Interface dataset entries
____________________

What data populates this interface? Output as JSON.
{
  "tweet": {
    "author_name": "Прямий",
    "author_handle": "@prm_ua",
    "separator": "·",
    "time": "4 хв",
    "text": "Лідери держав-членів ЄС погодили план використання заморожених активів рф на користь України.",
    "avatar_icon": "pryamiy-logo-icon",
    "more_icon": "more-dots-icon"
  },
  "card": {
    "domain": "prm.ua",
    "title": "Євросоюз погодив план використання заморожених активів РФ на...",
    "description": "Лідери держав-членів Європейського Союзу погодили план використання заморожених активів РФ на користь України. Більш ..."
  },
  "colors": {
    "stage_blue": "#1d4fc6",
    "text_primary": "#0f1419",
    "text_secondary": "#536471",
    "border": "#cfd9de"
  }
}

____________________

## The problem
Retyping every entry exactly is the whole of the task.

## Solution to this exercise
What data populates this interface? Output as JSON.
{
  "tweet": {
    "author_name": "Прямий",
    "author_handle": "@prm_ua",
    "separator": "·",
    "time": "4 хв",
    "text": "Лідери держав-членів ЄС погодили план використання заморожених активів рф на користь України.",
    "avatar_icon": "pryamiy-logo-icon",
    "more_icon": "more-dots-icon"
  },
  "card": {
    "domain": "prm.ua",
    "title": "Євросоюз погодив план використання заморожених активів РФ на...",
    "description": "Лідери держав-членів Європейського Союзу погодили план використання заморожених активів РФ на користь України. Більш ..."
  },
  "colors": {
    "stage_blue": "#1d4fc6",
    "text_primary": "#0f1419",
    "text_secondary": "#536471",
    "border": "#cfd9de"
  }
}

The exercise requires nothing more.